Knowledge@Wharton: “Companies are facing heightened political risks across the globe, but the majority of them are underprepared, reactive, and lacking confidence in their ability to navigate those risks successfully. Geopolitical risks are the biggest, especially with COVID-19 disrupting supply chains, the rise of nationalization and protectionism, the hardening of U.S.-China trade tensions, and increasing confrontations with authoritarian regimes that provoke cycles of sanctions and retaliatory actions. Those are some of the main takeaways from a study released last Friday conducted by the Wharton Political Risk Lab in partnership with its inaugural sponsor, EY-Parthenon’s Geostrategic Business Group. Titled Geostrategy in Practice 2021, the study is the second in an annual series (last year’s report is available here). The study identifies five steps for companies to manage their political risks more proactively and strategically:
- Identify and collect quantitative political risk indicators.
- Develop or acquire the ability to assess the business impact of political risk.
- Integrate political risk into enterprise-wide processes.
- Engage the board and C-suite to incorporate political risk into strategic planning.
- Set up a cross-functional geostrategic committee.

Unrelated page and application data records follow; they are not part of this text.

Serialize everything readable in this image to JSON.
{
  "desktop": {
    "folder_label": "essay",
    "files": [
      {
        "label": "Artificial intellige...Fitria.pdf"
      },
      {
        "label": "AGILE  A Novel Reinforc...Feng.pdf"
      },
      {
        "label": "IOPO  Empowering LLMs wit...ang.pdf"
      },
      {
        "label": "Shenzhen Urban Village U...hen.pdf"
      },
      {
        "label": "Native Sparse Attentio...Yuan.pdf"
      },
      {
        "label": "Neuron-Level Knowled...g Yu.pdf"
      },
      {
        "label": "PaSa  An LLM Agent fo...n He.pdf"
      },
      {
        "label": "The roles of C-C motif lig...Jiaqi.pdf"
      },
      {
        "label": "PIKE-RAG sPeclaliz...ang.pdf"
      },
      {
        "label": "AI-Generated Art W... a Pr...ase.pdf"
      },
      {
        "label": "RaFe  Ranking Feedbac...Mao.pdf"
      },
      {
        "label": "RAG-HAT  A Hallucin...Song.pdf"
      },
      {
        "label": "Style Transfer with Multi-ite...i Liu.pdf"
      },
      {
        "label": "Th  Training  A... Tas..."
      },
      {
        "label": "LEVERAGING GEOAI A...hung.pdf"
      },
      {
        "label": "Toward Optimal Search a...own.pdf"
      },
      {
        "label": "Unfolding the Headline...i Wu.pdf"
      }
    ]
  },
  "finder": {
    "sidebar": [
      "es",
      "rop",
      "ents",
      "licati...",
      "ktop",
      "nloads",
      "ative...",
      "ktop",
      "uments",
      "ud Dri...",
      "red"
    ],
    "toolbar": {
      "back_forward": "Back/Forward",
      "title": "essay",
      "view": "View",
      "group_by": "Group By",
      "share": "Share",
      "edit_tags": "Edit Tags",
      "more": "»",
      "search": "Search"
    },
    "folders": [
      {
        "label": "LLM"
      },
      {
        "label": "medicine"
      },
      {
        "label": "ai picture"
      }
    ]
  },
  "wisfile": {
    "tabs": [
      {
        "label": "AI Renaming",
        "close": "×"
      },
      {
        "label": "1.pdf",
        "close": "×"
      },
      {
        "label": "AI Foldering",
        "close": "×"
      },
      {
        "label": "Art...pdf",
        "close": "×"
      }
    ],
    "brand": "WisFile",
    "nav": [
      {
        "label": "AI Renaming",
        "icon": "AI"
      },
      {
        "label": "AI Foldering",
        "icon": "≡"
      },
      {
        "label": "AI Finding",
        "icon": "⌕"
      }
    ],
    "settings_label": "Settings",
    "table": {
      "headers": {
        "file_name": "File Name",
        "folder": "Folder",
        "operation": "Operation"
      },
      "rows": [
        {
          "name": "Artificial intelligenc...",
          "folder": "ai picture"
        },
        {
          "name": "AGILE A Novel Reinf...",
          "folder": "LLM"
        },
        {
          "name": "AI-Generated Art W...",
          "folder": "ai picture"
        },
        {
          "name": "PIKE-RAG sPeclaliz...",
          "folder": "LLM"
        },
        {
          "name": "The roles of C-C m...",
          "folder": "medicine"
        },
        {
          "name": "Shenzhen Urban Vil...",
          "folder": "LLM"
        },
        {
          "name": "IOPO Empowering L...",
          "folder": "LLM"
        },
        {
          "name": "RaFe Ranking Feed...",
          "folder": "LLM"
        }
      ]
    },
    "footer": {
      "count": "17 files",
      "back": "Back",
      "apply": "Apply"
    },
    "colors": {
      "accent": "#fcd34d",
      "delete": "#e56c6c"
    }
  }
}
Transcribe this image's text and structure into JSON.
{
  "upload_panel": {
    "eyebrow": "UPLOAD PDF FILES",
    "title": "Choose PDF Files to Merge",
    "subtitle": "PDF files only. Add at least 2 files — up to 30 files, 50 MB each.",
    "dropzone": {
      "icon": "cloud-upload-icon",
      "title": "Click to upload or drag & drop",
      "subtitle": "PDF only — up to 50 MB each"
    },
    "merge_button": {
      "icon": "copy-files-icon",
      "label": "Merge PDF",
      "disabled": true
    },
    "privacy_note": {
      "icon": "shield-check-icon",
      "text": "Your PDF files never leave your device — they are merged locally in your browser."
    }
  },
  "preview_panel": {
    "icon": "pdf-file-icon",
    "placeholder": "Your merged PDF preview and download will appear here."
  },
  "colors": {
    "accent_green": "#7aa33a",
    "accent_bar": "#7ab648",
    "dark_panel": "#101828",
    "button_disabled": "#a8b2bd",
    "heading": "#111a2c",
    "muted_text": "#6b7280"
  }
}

The study was based on a survey of more than a thousand C-level executives, a quarter of whom were CEOs. Half of the respondents represented corporations with more than $5 billion in revenue. Survey respondents were based roughly equally across the Americas; Europe, the Middle East and Africa; and Asia-Pacific. The study covered seven industries – advanced manufacturing and mobility; consumer products; energy and resources; financial services; health sciences and wellness; real estate, hospitality and construction; and technology, media and telecommunications…”